In September, the record industry came as close to a victory is it’s going to get in 2009. Year over year album sales in the month were down only 5.9%, according to Billboard analysis of Nielsen SoundScan data. (For these purposes, September is defined as the four-week period starting August 31 and ending September 27.) September was the first month since April and only the second in 2009 with a single-digit decline in unit album sales. Year to date, album sales are down 13.7% versus 2008 and 23.9% versus 2007.

Track Equivalent Albums (TEAs) were down 3.8% in September. (TEAs combined album sales with digital track sales by dividing the latter by ten. So one album and ten tracks equal two TEAs.) If track sales had not come to a crawl at the midpoint of the year, TEAs would have been flat versus September 2008. But track sales were up only 3.8% year over year in September. They would have needed to increase by an additional 16.4% in September 2009 for TEAs to have matched those in September 2008.

September benefitted from some strong releases. Last year, Metallica’s Death Magnetic, Young Jeezy’s Recession and Ne-Yo’s Year of the Gentlemen were the only releases to top 100,000 units in a week. This year, releases by Pearl Jam, Jay-Z, Muse, Kid Cudi, Whitney Houston, Miley Cyrus and Trey Songz all topped 100,000.

Q3, too, was quite an improvement over the previous quarter. In Q3, album sales were down 11.4% versus Q3 2008 and 23.2% versus Q3 2007. Q2 albums sales were down 15.9% versus Q2 2008 and 25.4% versus Q2 2007.

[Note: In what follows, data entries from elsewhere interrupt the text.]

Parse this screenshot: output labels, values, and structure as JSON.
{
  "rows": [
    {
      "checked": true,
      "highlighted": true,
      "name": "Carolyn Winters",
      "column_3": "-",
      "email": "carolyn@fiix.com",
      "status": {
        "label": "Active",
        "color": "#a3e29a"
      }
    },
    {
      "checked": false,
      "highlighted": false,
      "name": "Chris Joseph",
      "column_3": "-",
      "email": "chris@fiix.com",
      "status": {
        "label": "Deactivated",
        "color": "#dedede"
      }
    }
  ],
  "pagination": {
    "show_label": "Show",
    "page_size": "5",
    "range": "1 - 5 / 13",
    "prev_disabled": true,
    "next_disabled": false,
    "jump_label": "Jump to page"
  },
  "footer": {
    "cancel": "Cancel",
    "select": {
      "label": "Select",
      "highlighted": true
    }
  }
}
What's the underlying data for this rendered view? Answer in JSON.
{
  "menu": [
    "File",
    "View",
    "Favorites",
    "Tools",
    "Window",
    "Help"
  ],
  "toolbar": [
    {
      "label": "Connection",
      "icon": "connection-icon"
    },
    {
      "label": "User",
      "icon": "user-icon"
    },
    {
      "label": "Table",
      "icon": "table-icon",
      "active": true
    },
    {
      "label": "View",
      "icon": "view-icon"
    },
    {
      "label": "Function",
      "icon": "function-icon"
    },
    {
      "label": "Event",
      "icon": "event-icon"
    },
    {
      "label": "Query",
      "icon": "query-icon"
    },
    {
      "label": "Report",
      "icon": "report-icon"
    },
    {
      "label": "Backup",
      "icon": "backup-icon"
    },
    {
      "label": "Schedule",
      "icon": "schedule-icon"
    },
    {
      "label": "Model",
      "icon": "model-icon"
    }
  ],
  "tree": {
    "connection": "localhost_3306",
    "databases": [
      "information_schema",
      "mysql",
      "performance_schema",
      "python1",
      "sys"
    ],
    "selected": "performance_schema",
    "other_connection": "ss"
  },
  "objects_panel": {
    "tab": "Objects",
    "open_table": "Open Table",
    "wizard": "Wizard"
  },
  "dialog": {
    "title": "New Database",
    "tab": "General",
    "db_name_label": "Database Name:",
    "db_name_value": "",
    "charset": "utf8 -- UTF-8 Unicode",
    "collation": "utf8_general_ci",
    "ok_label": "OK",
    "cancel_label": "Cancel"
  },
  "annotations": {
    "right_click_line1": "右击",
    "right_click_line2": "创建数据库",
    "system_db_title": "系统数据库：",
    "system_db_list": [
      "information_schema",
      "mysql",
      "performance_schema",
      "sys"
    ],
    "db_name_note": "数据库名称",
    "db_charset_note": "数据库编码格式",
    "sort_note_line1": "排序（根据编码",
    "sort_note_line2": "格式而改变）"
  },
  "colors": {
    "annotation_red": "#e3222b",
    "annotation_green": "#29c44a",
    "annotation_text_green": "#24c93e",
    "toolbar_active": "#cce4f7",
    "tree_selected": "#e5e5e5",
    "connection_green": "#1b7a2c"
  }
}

In terms of value, September’s TEAs were probably very close to September 2008’s TEAs. Because of higher prices captured through variable pricing – which was introduced in May of this year – the value of tracks sold in September probably came very close to matching the value of tracks sold during the month last year. Selling tracks at $1.29 apiece helped close the gap. Unit sales are down but higher wholesale prices mean more revenue is generated by each sale. It’s not inconceivable that the value of September’s TEAs was within a few percentage points of last year’s TEA value.

A single-digit album decline for September stands is quite impressive in light of sluggish digital sales this year. After strong growth in earlier years, digital has slowed to a crawl. Ringtone sales are down, digital track sales are barely up versus weekly sales in 2008 and online services are floundering. The slowdown isn’t a fleeting trend, it’s for real.

Earlier this month, Billboard posted an analysis of 2009's digital slowdown. And yesterday, The Orchard referenced less-than-expected digital growth in 2009 in the press release about its decision to cut 20% of staff and implement other cost-savings measures.